15 January 2007

Getting the Scent

Today while I was working on some things here at home, the maid came in to clean my apartment. She complimented my knitting (a strip for an Aran afghan), so I asked her if she knew where to buy yarn in Quito. She did! I hope.

Apparently, one can buy yarn somewhere in the old town section, near the Santo Domingo church and up Calle Flores to the Teatro Sucre and to the east. I didn't see anything when I was there the other day, but I was very preoccupied with not being robbed. She suggested that I not take a purse at all, but just stick my ID and money in various pockets and my bra when I go down there, and to take the trolleybus.

This weekend, I will. And I'll drag Joe along. Woohoo!

Also, sorry for the lack of photos. I don't have the cable to hook up my camera. When I do, you will see pics, I promise.

13 January 2007

A Yarn Shop for those of you in Lebanon

Since I couldn't tell you about a yarn store in Quito today, I thought that I'd give you the skinny on one I found in Beirut.

Y.knot is a really great shop with a fantastic and friendly multi-lingual staff. They carry a wide variety of imported yarns such as Rowan and Anny Blatt. It is a beautiful shop, with a big rustic worktable and endless tea or coffee for sitting around knitting. I highly recommend it.

Saifi Village
Mkhalissiya street 162
Beirut, Lebanon
y.knot at cyberia dot net dot lb

Knits, knits everywhere, but not a skein to buy

Today, during my first exploratory walk through Quito, I landed in the Parque Ejido artisan's market, at the southern end of the Avenida Amazonas. While it is a pretty good little market, as is usual for such things, most of the stalls are selling the same items and most of it is only mediocre quality at best. That said, it is pleasant and manageable, and probably a good place to buy some gifts if you are a tourist.

Probably two-thirds to three-fourths of the stalls sell knitted or crocheted goods in wool, alpaca, and (to my horror) acrylic. Why someone would want to buy a cheesy acrylic poncho in the land of alpaca and wool is completely beyond my understanding. I figured that with all those knitted items around, there had to be some yarn somewhere, right?


I did see some of the women vendors crocheting. No, crochet is no the most traditional of crafts in Ecuador, but whatever. I asked one of them where she thought I could buy wool to knit with (lana para tejer). She told me Otavalo, and said she didn't know where you could buy it in Quito, if at all.

While I don't believe that there are no decent yarn stores in Quito, a city that has almost everything anyone would want to buy, I did find this news disheartening. If she doesn't know of a place, then it would certainly not be easy to find if it existed, and probably expensive at that. Oh well. The search continues.
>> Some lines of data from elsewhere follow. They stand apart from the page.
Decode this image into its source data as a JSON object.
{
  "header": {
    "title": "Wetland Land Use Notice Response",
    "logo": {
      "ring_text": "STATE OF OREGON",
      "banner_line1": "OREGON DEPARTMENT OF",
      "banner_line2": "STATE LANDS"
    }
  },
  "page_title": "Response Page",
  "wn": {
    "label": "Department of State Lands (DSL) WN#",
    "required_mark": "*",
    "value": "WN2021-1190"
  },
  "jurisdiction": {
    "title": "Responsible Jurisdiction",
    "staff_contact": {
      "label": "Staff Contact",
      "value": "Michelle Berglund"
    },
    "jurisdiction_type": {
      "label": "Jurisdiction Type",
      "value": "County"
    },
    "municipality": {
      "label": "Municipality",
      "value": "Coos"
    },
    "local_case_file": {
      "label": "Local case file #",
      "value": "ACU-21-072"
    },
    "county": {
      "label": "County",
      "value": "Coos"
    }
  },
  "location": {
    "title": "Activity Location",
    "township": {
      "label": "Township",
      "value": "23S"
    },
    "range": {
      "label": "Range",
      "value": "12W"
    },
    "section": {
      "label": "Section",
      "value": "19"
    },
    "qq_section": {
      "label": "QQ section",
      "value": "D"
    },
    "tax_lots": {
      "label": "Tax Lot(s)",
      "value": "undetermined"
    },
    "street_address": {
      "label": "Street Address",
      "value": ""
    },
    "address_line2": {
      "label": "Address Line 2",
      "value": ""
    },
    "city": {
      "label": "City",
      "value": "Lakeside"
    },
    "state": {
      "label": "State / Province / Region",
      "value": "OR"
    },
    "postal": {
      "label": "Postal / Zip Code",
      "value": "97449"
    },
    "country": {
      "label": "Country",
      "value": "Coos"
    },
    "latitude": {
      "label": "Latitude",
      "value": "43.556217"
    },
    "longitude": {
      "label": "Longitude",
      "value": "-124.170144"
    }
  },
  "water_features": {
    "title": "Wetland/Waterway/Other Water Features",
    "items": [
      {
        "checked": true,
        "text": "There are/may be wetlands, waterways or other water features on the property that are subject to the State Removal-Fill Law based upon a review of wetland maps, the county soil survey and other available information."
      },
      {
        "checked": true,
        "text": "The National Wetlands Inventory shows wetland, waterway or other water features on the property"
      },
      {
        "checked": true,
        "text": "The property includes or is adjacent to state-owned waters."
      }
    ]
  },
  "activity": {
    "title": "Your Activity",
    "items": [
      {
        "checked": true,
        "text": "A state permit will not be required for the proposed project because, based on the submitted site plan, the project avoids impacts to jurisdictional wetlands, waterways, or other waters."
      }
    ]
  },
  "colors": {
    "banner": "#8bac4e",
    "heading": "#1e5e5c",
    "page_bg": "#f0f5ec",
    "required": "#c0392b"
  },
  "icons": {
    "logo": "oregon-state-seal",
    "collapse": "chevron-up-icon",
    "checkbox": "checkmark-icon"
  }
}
As I walked through the stalls, I had to resist the repeated temptation to buy an ugly alpaca sweater or poncho just to liberate the alpaca yarn and let it be something more aesthetically pleasing. I can totally see that happening someday.

11 January 2007

A Book and a Place

This is a book I want: Andean Folk Knitting: Traditions and Techniques from Peru and Bolivia. Apparently, it is out of print, but recommended by Suzanne.

The place I want to visit is Otavalo. It has a huge market, where one can find wool, alpaca, and things made from both, including yarn! I can't wait to go. I will, of course, send pics and info.

One thing that is both frustrating and encouraging is that there is almost no information for knitters about where to buy yarn in the Andes (or any country outside of the US and Europe for that matter) on the web. I hope that this blog becomes a resource for those of you who want to buy yarn when you travel. It is a start, but ideally, it should be collaborative. So, if you want to share recommendations about where to buy yarn in the Andes, South America, or anywhere else, please email the blog at lanapuraquito at gmail dot com or leave a note in the comments.

10 January 2007

The beginning

I'm starting this blog to chronicle my search for wool and yarn in South America in the course of my time working here. I'm living in Quito, working for an international humanitarian organization, and I knit. I know, I'm in wool and alpaca heaven! But, finding yarn to knit with isn't as easy as it seems it would be. So, I've decided to hunt it down and provide you with the stories, tips, contacts, and wool/alpaca-industry info I find out in the course of my travels.

I hope that you all like it. Send me questions and information that you might have. I hope that you and I both find this blog to be a good resource, and an entertaining read.